“The sole question on which Madison’s competency depends is whether he can reach a ‘rational understanding’ of why the State wants to execute him,” the majority opinion stated.
But the opinion held that it was unclear from reading the badly drafted decision handed down by the Circuit Court of Alabama, Mobile County, if that court applied the correct legal test.
“The state court’s brief 2018 ruling—which states only that Madison ‘did not prove a substantial threshold showing of insanity’—does not provide any assurance that the court knew a person with dementia, and not psychotic delusions, might receive a stay of execution.”
The vote to require the lower court to reconsider Madison’s petition was 5 to 3. Justice Brett Kavanaugh did not participate in the case.
In his dissent, Justice Samuel Alito accused Madison’s lawyer, Bryan A. Stevenson, of a bait-and-switch. Stevenson “flagrantly flouted” court rules and the “counsel’s trick” was rewarded by the court’s majority that made “a mockery of our Rules.”
Stevenson convinced the court to review his client’s case to decide if the Eighth Amendment prohibits executing someone who can’t remember the crime that put him on death row, he wrote.
But before the justices in oral arguments on Oct. 2, 2018, Stevenson conceded the argument he had relied on was wrong and switched course, arguing instead, in Alito’s words, that “the state court had rejected petitioner’s claim that he is incompetent to be executed because the court erroneously thought that dementia, as opposed to other mental conditions, cannot provide a basis for such a claim.”
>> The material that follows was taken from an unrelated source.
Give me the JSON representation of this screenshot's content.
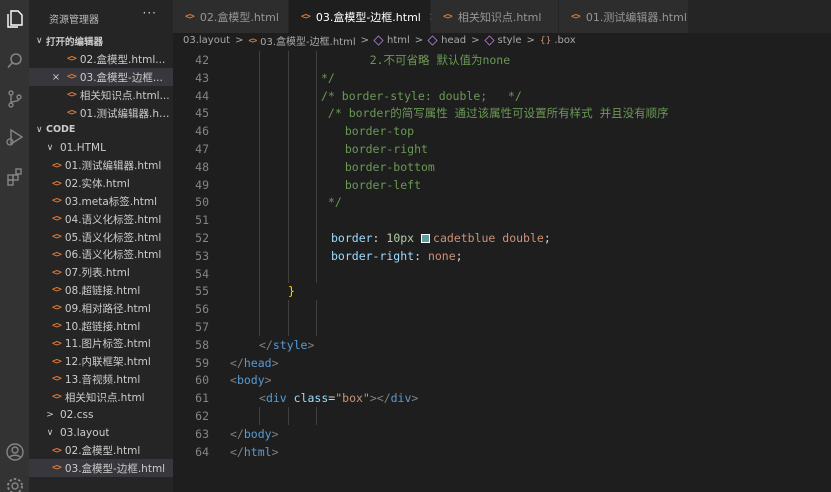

Stevenson is executive director of a left-wing, anti-death-penalty group called the Equal Justice Initiative in Montgomery, Alabama.
Justices Clarence Thomas and Neil Gorsuch joined in the dissenting opinion.